Our Research and Policy Officer Erica Holt-White discusses our latest impact brief into the affects the coronavirus pandemic is having on university applicants and students.
Typically, this time of year would be the run up to exam periods for many young people. Undergraduate students and this year’s university applicants would be working hard for exams; the results of which for applicants would determine where they then go on to study at university.
But this year both groups of young people are facing substantial challenges due to the current crisis; face to face contact for support has been lost, teaching has moved online and new assessment and grading systems have been put in place. Access to course content for university applicants and current students is also potentially restricted. Many are also likely to be facing financial insecurity due to the economic impacts of the pandemic. To better understand how the current crisis is affecting these young people, and following on from investigating the nationwide school shutdown, we have published the second impact brief in our series responding to the COVID-19 pandemic.
A level grades in a time of uncertainty
With A level (and Scottish Higher) exams cancelled, this years’ grades will be awarded differently, with teachers making guided assessments of their students’ abilities, moderated by exam regulators such as Ofqual. However, we have found many of this year’s university applicants are pessimistic about this change, with just under half (43%) thinking it will have a negative impact on their grades. Students from working class backgrounds (C2DE) were more likely to think the new system would have a large negative impact (9%) than middle class (ABC1) students (5%).
Impact applicants think new A level grading system will have on their grades
And indeed, there is real concern that students from lower socio-economic backgrounds may be negatively impacted by these changes, as teachers may unconsciously disadvantage poorer students in their assessments of their ability. While Ofqual are moderating these assessments, they are not currently planning to to adjust grades if the system is found to disadvantage those from poorer backgrounds. However it is important that the exam regulators carefully monitor the impact of the new grading system, and be prepared to make additional grading adjustments if attainment gaps do emerge.
Contextualising students’ results will be more important than ever in the current crisis, especially considering the negative impacts that the new system may have on the grades of disadvantaged young people. The Sutton Trust has frequently championed contextual admissions, and believes that universities should continue to apply these principles when making decisions on final places this year. There have also been reports, although so far unconfirmed, of a potential cap on student numbers at each institution. If any caps are introduced, they should be carefully calibrated to ensure they do not affect universities increasing the number of disadvantaged students gaining places, particularly at selective universities, which are the most likely to be impacted by any cap.

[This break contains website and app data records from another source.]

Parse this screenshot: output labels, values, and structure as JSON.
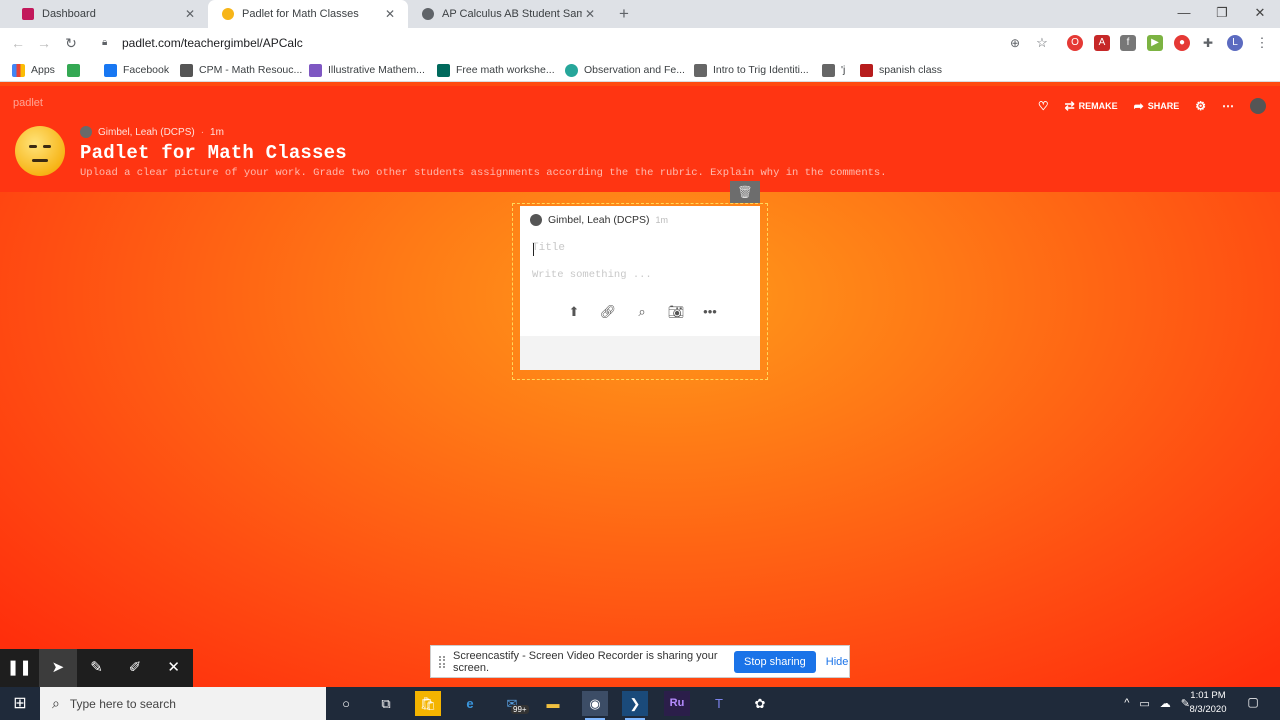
{
  "browser": {
    "tabs": [
      {
        "title": "Dashboard",
        "favicon_color": "#c2185b"
      },
      {
        "title": "Padlet for Math Classes",
        "favicon_color": "#f7b518"
      },
      {
        "title": "AP Calculus AB Student Sample (",
        "favicon_color": "#5f6368"
      }
    ],
    "new_tab": "+",
    "url": "padlet.com/teachergimbel/APCalc",
    "bookmarks": [
      {
        "label": "Apps"
      },
      {
        "label": ""
      },
      {
        "label": "Facebook"
      },
      {
        "label": "CPM - Math Resouc..."
      },
      {
        "label": "Illustrative Mathem..."
      },
      {
        "label": "Free math workshe..."
      },
      {
        "label": "Observation and Fe..."
      },
      {
        "label": "Intro to Trig Identiti..."
      },
      {
        "label": "'j"
      },
      {
        "label": "spanish class"
      }
    ],
    "profile_initial": "L"
  },
  "padlet": {
    "brand": "padlet",
    "author": "Gimbel, Leah (DCPS)",
    "time": "1m",
    "title": "Padlet for Math Classes",
    "description": "Upload a clear picture of your work. Grade two other students assignments according the the rubric. Explain why in the comments.",
    "actions": {
      "remake": "REMAKE",
      "share": "SHARE"
    }
  },
  "composer": {
    "author": "Gimbel, Leah (DCPS)",
    "time": "1m",
    "title_placeholder": "Title",
    "body_placeholder": "Write something ..."
  },
  "screencastify": {
    "message": "Screencastify - Screen Video Recorder is sharing your screen.",
    "stop_label": "Stop sharing",
    "hide_label": "Hide"
  },
  "taskbar": {
    "search_placeholder": "Type here to search",
    "mail_badge": "99+",
    "time": "1:01 PM",
    "date": "8/3/2020"
  },
  "colors": {
    "padlet_header": "#ff3512",
    "share_button": "#1a73e8",
    "taskbar": "#1f2a3a"
  }
}
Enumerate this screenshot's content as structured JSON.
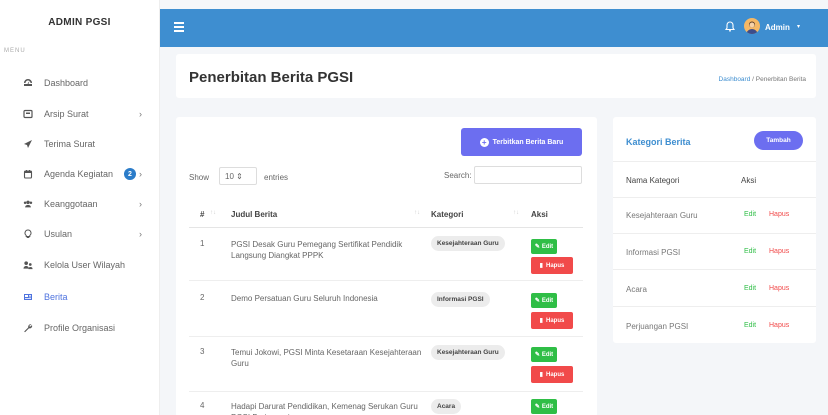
{
  "sidebar": {
    "brand": "ADMIN PGSI",
    "menu_label": "MENU",
    "items": [
      {
        "label": "Dashboard",
        "icon": "dashboard-icon"
      },
      {
        "label": "Arsip Surat",
        "icon": "archive-icon"
      },
      {
        "label": "Terima Surat",
        "icon": "send-icon"
      },
      {
        "label": "Agenda Kegiatan",
        "icon": "calendar-icon",
        "badge": "2"
      },
      {
        "label": "Keanggotaan",
        "icon": "users-icon"
      },
      {
        "label": "Usulan",
        "icon": "bulb-icon"
      },
      {
        "label": "Kelola User Wilayah",
        "icon": "user-group-icon"
      },
      {
        "label": "Berita",
        "icon": "newspaper-icon"
      },
      {
        "label": "Profile Organisasi",
        "icon": "wrench-icon"
      }
    ],
    "chevron": "›"
  },
  "topbar": {
    "menu_icon": "hamburger-icon",
    "user_name": "Admin",
    "caret": "▾"
  },
  "header": {
    "title": "Penerbitan Berita PGSI",
    "breadcrumb_home": "Dashboard",
    "breadcrumb_sep": " / ",
    "breadcrumb_current": "Penerbitan Berita"
  },
  "main": {
    "publish_button": "Terbitkan Berita Baru",
    "show_label": "Show",
    "show_value": "10 ⇕",
    "entries_label": "entries",
    "search_label": "Search:",
    "columns": {
      "no": "#",
      "title": "Judul Berita",
      "category": "Kategori",
      "action": "Aksi"
    },
    "sort_asc": "↑↓",
    "sort_both": "↑↓",
    "edit_label": "Edit",
    "delete_label": "Hapus",
    "rows": [
      {
        "no": "1",
        "title": "PGSI Desak Guru Pemegang Sertifikat Pendidik Langsung Diangkat PPPK",
        "category": "Kesejahteraan Guru"
      },
      {
        "no": "2",
        "title": "Demo Persatuan Guru Seluruh Indonesia",
        "category": "Informasi PGSI"
      },
      {
        "no": "3",
        "title": "Temui Jokowi, PGSI Minta Kesetaraan Kesejahteraan Guru",
        "category": "Kesejahteraan Guru"
      },
      {
        "no": "4",
        "title": "Hadapi Darurat Pendidikan, Kemenag Serukan Guru PGSI Berinovasi",
        "category": "Acara"
      }
    ]
  },
  "category_panel": {
    "title": "Kategori Berita",
    "add_button": "Tambah",
    "col_name": "Nama Kategori",
    "col_action": "Aksi",
    "edit_label": "Edit",
    "delete_label": "Hapus",
    "items": [
      "Kesejahteraan Guru",
      "Informasi PGSI",
      "Acara",
      "Perjuangan PGSI"
    ]
  },
  "colors": {
    "topbar": "#3e8ed0",
    "primary": "#6c6ef0",
    "success": "#2fbe46",
    "danger": "#f14a4a"
  }
}
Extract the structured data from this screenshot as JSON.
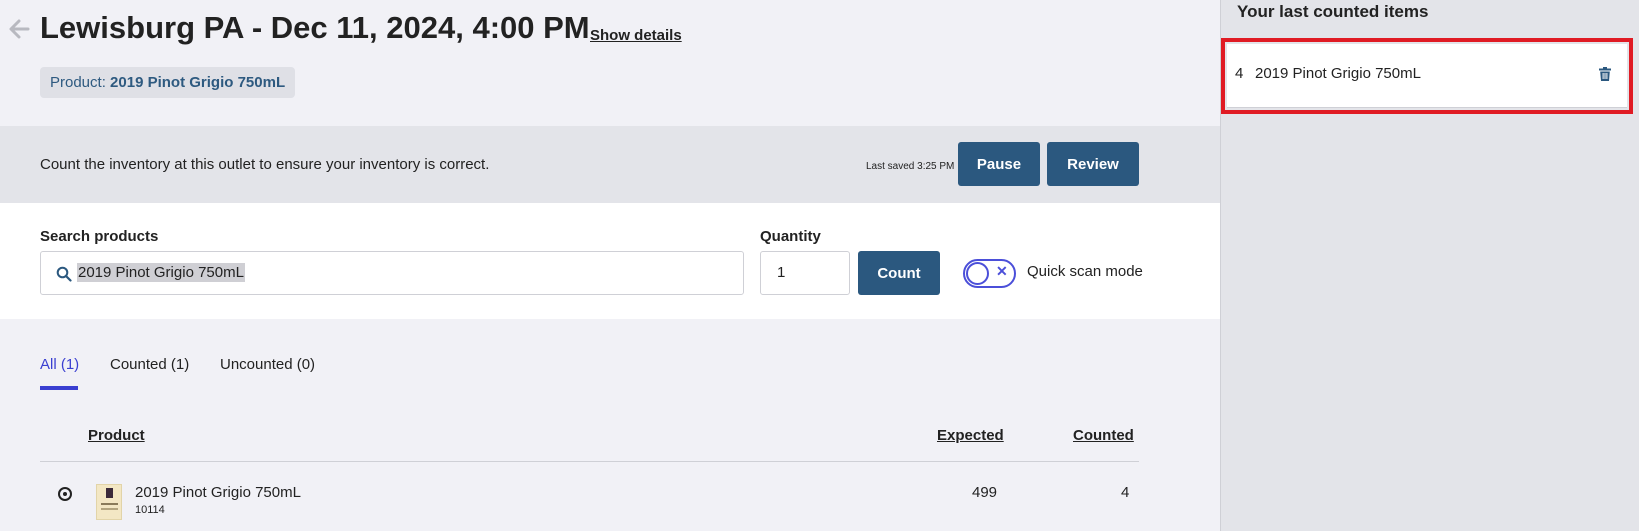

Given the additional uncertainty in the university applications process this year, young people are likely to need more support than ever to navigate the process. However, our research has found that while most university applicants were satisfied with the support they had from their schools with learning (68%), fewer (57%) felt the same about the help they have received with the university application process. It’s important that schools and universities are able to put in place additional help and support for these students, particularly those from disadvantaged backgrounds, who are less likely to have family members with higher education experience that they can draw on.
Furthermore, given that the moderation put in place by Ofqual for A levels this year acknowledges that there are weakness in relying on teacher assessments alone, there is also an opportunity to think seriously about how the system could be permanently improved, by removing the use of predicted grades by teachers from the system entirely. The Trust has previously called for a system of Post-Qualification Applications (PQA) to be put in place, and now is a good time to consider this change for the future.
Access to learning for undergraduates
Looking to current undergraduate students, our research also found that many lack the resources needed to access learning at home during lockdown, with 23% not having a suitable space to carry out their university work, 5% not having adequate internet access, and 6% not having sole access to a laptop or computer. Students from working class backgrounds were more likely to lack study space, and slightly more likely to lack access to internet and technology. Universities should do all they can to help, and to make sure students are not disadvantaged in assessments if they cannot access work and assessments during the pandemic.
Furthermore, some university students have experienced financial problems since the lockdown. Just over a third of students (34%) reported that they have lost a job, had reduced hours, or not been paid for work completed due to the crisis. Students from non-Russell Group universities were more likely to indicate financial issues and, alarmingly, a third of students were not sure or unaware of the financial support available from their institution.
Satisfaction with university’s actions to support students experiencing financial hardship
Previous Sutton Trust research has found that working class students are more likely to work in order to cover the basic cost of living. They are also less likely to be able to fall back on family support. Additional support from both universities and the government, such as emergency maintenance grants, is urgently needed to ensure both current students are able to continue with their courses, and that access is not harmed for this year’s applicants, whose families may be suffering from additional financial stresses due to coronavirus.
Coronavirus is impacting every corner of society, and students are no exception. Action is already being taken across the sector, for example with universities setting up emergency financial hardship funds to support their students. However, more action is needed to ensure everyone can take full advantage of the opportunities university provides, even in a pandemic. This is even more important during uncertain economic times, and will benefit students not just now, but for the rest of their lives.